The 100 day lifespan of the e-petition

As part of the EuroPetition evaluation process for the report we’ve just issued, one research question we asked was whether there is an optimum time for closing a petition. I thought I’d discuss one finding that came out of playing around with the data we’d gathered: it turns out that petitioners could be given advice that 100 days is generally sufficiently long for a petition to be open.

Here are three of the graphs that I managed to generate from looking at the pattern of signature collections.

This first graph shows peaks in the signatures counts for each of the project partners by days after submission of the petition; each line represents totals for project partners.

A single local petition in Bristol (relating to the local football ground) generated over 20 000 signatures in a very short time, so I cropped vertical axis to keep the other petition targets visible.
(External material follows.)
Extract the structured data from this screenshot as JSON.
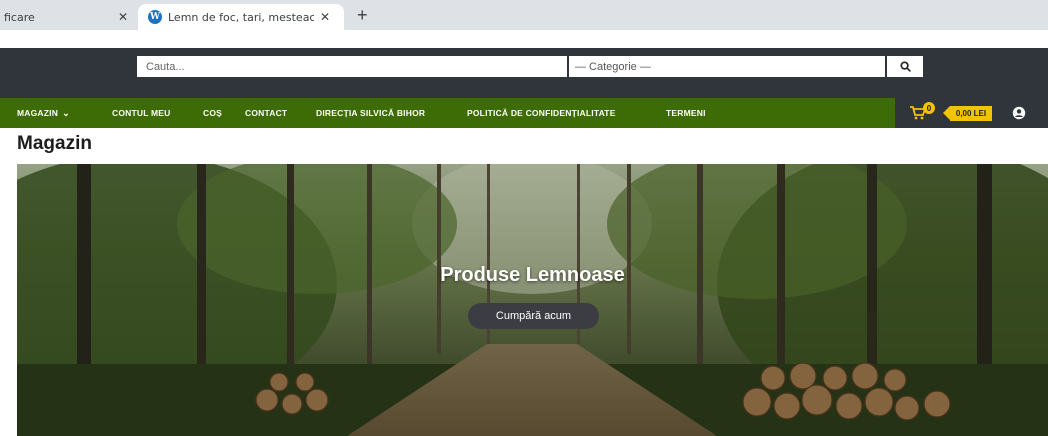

The spike to the right relates to Málaga (purple) and EuroPetitions (blue) which I’ll come back to below. Apart from that, it’s clear that most activity has died back after the 8 week mark (56 days).

Looking at the cumulative figures in the next chart:

It turns out that generally, 80% of signatures at each cluster are collected in less than 95 days, and 95% in less than 110.

The two centres with the slowest average signature collection rate are EuroPetitions (in maroon this time) and Málaga (still in purple). In both cases, this can be put down surges in individual petitions, in Málaga’s case reflecting offline campaigning and resulting Press interest, and for the EuroPetitions, reflecting a Facebook campaign run by a petition’s Swedish organiser. This goes to confirm the impact of parallel off- and on-line campaigns in keeping a petition active

You have probably spotted by now that the cluster-by-cluster figure could disguise a wide variation in the speed of signature collection by individual petitions. But, a review of individual petitions showed that 80% of all petitions reached 80% of their final signatures in less than 100 days. The next graph shows the figures for cumulate petition counts for the 65 EuroPetitons received during the project:

If this analysis is right, three lessons can be drawn:

  • It is probably safe to plan to close an e-petition after 100 days (3 months or so). By that point, the scale of support it will gather is clear. I know there are all sorts of caveats around this sort of analysis, but the tailing off of signatures I think means that I can be fairly sure about the conclusion.
  • Publicity does make a difference (duh!). So the caveat to Lesson 1 is to restate the rule of thumb as: close a petition around 3 months after the last serious publicity push – a date only the petitioner can be aware of
  • Petitioners should be given reports of daily signature counts (ideally in graphical form) so they get positive feedback on any campaigning work they do.

I’d welcome feedback – does this reflect the experience of other petition systems? Have I made a fundamental mistake in my conclusions?

Technical footnote

The data counts the days from submission of petition ideally, it would be from date the petition went live but for technical reasons, this was not possible. The delay between the two stages was generally around a week.

Another caveat: many of the petitions were still open, so it may be that there are other late surges to come that cannot be taken into account here.

About Peter Cruickshank

Lecturer in the School of Computing and a member of the Centre for Social Informatics at Edinburgh Napier University, Scotland. Interested in information systems, learning, politics, society, security and where they intersect. My attempts at rounding out my character include food, cinema, running, history and, together with my lovely wife, bringing up a cat and a couple of kids.
This entry was posted in e-participation, Europe, research, UK and tagged , , , , . Bookmark the permalink.

Leave a Reply

Fill in your details below or click an icon to log in: Logo

You are commenting using your account. Log Out /  Change )

Google photo

You are commenting using your Google account. Log Out /  Change )

Twitter picture

You are commenting using your Twitter account. Log Out /  Change )

Facebook photo

You are commenting using your Facebook account. Log Out /  Change )

Connecting to %s